Go through the data below and work out how many lines contain "title"; the answer is the number alone.

======== Input records

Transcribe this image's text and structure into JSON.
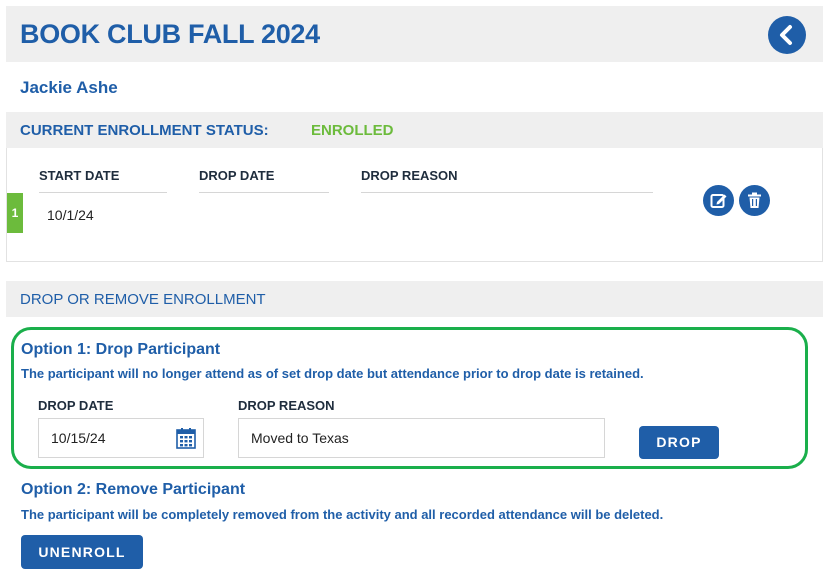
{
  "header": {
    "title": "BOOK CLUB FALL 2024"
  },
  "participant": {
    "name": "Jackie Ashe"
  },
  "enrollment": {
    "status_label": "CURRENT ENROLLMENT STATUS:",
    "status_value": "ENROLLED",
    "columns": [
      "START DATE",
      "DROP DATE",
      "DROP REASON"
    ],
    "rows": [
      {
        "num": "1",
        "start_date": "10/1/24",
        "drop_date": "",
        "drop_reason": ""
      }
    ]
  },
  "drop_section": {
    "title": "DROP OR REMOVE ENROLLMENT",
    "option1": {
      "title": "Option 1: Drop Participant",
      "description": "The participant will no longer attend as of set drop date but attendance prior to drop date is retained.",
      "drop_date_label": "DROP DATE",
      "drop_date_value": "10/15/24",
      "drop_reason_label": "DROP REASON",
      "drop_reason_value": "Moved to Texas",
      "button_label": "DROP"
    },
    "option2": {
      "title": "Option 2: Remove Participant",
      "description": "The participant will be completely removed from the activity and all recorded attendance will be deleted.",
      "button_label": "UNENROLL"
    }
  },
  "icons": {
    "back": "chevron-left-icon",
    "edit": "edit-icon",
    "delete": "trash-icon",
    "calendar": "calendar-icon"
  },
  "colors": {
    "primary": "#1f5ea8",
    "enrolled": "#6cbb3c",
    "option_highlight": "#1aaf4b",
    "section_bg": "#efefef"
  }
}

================

__Answer for this exercise__
4